The Essential Road Trip Automobile Maintenance Checklist2018/05/08 HANSUN
Summer is right around the corner, and an annual road trip is on many family’s agenda for vacation plans. The checklist will help to ensure your family is traveling in a well-maintained automobile and free from automotive issues before hitting the national highway system.
Those who choose not to do a quick automobile examination, whether your vehicle is old or new before hitting the road are at risk of unnecessary hold-ups. We’re not talking about rebuilding the engine, instead, completing a checklist of the basics.
Here are the essential items we recommend you check to eliminate automotive problems during your trip:

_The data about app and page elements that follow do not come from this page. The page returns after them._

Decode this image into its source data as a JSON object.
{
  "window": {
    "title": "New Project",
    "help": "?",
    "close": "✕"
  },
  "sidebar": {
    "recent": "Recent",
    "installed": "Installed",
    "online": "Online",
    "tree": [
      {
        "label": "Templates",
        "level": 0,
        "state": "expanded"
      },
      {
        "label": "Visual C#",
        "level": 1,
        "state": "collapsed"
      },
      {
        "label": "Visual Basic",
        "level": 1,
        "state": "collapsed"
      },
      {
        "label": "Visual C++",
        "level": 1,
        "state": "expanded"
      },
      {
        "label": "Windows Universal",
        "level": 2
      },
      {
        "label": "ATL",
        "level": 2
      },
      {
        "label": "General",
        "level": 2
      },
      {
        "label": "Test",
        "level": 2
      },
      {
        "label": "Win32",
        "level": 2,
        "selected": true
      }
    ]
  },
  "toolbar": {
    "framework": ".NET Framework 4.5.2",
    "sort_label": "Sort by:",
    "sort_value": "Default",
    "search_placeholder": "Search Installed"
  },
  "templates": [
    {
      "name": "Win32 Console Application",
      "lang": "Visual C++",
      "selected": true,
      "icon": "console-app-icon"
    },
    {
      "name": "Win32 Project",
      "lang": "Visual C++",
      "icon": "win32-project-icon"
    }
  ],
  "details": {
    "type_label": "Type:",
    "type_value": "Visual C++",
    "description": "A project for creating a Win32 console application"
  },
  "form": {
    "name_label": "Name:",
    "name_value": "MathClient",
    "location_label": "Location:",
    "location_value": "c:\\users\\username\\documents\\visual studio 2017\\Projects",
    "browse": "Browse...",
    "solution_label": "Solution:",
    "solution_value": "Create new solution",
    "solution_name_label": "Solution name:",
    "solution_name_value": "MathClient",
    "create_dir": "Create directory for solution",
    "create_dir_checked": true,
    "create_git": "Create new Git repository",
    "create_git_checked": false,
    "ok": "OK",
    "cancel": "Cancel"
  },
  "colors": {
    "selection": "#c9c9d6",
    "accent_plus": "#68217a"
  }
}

1. Engine oil - Check your oil levels and the date you’re due for an oil change. If you’re close to the manufacturer-recommended oil-change interval listed in your manual, then change it prior to your road trip. If you are going long distances, consider choosing a synthetic motor oil. If you’re traveling in warm weather or pulling a trailer, fully synthetic engine oil can provide extra safety and increase your fuel economy.
2. Transmission and differential fluids – Don’t forget about the other oil reservoirs in your car. Both transmission and drive axle have separate lubricant supply. Check your owner’s manual for their change intervals, as they are relatively longer than engine oil. An oil-change shop can handle the greasy job of changing manual transmission oil and the differential oil. While the mechanic is under the car, ask him to give the drive-shaft U-joints and any other grease points a squirt of grease.
3. Hoses - Rubber hoses are repeatedly exposed to extremely high temperatures. At these temps, the plasticizers that make rubber spongy begin to leak out. Once a hose gets hard, it cracks, and hot water sprays out. First, look at where both the input and output radiator hoses attach to the engine and the radiator. Also, check your heater hoses. Look for swells or blisters, which indicate a weakness in the hose wall. If your hoses have cracks or blisters, replace them.
4. Belts - Check the engine belts by turning them sideways with your hand so you can see the chafing surface. If they’re at all raggedy, torn, split or showing the fiber cords, it’s time for new belts.
5. Engine coolant - Newer cars are outfitted with engine coolant intended to go 100,000 to 150,000 miles. If your vehicle is less than four years old, check the under-hood coolant reservoir is topped up. If you have an older car, check both the coolant reservoir and the radiator. If your coolant is rust-colored or looks grubby, it’s time for a change.
6. Tire pressure and tread - Look on the driver’s side door, in the glove box, or on the gas tank door for the suggested tire pressures and check your tire pressure with a proper gauge and an air hose. Low tire pressure wastes fuel and causes the tire to run warmer from the extra resistance. Also, measure the tread on all four tires to make sure it’s not too worn or unevenly worn. If your tire tread-depth gauge displays less than 2/32”, it’s time for new tires.
7. Brake system - For older cars, mineral oil is used that attracts and absorbs moisture, and as the brake fluid ages, it turns the color of maple syrup and begins rusting brake parts. Check your brake reservoir for the color of the fluid, and ensure it is topped up to the “full” mark. Brake fluid should be flushed every two or three years. In newer cars, silicon-based fluid is used and not susceptible to water absorption. Still, you will want to clean the fluid according to the owner’s manual.
8. Battery - If the battery in your car is more than a couple years old, check that the terminals are free of white chalky material and the positive and negative leads are secure. If your starter sounds sluggish, it’s either erosion or a dying battery. If the battery is not a sealed, maintenance-free battery, have a gas station test the electrolytes. If the battery is sealed, they can check the output voltage. If there is corrosion, remove it with a wire cable-brush. Double check the leads to confirm they are secure.
Better to be safe than sorry. Check these eight maintenance items before heading off on your next road trip and keep your precious cargo safe and free from unnecessary frustration. Safe travels.
An ISO/TS16949 certified Taiwan manufacturer of Window Regulators, HANSUN is a leading supplier of Window Regulators to the Automotive Aftermarket. With more than 28 years of professional experience in design and manufacturing, HANSUN provides quality window regulators. HANSUN, headquartered in Changhua, Taiwan, has a full-service Distribution Center, Supex Auto Parts Inc., in Ontario, California, USA to support the needs of retailers, warehouse distributors and repair shops. Register to receive your Buyer Checklist: https://tinyurl.com/y75nsd3k.
HANSUN is a leading supplier of Window Regulators to the Automotive Aftermarket. With more than 28 years of professional experience in design and manufacturing, HANSUN provides the best quality window regulators in the industry. HANSUN, headquartered in Changhua, Taiwan, has a full-service Distribution Center, Supex Auto Parts Inc., in Ontario, California, USA to support the needs of retailers, warehouse distributors and repair shops. Register to receive your Buyer Checklist: https://tinyurl.com/y75nsd3k.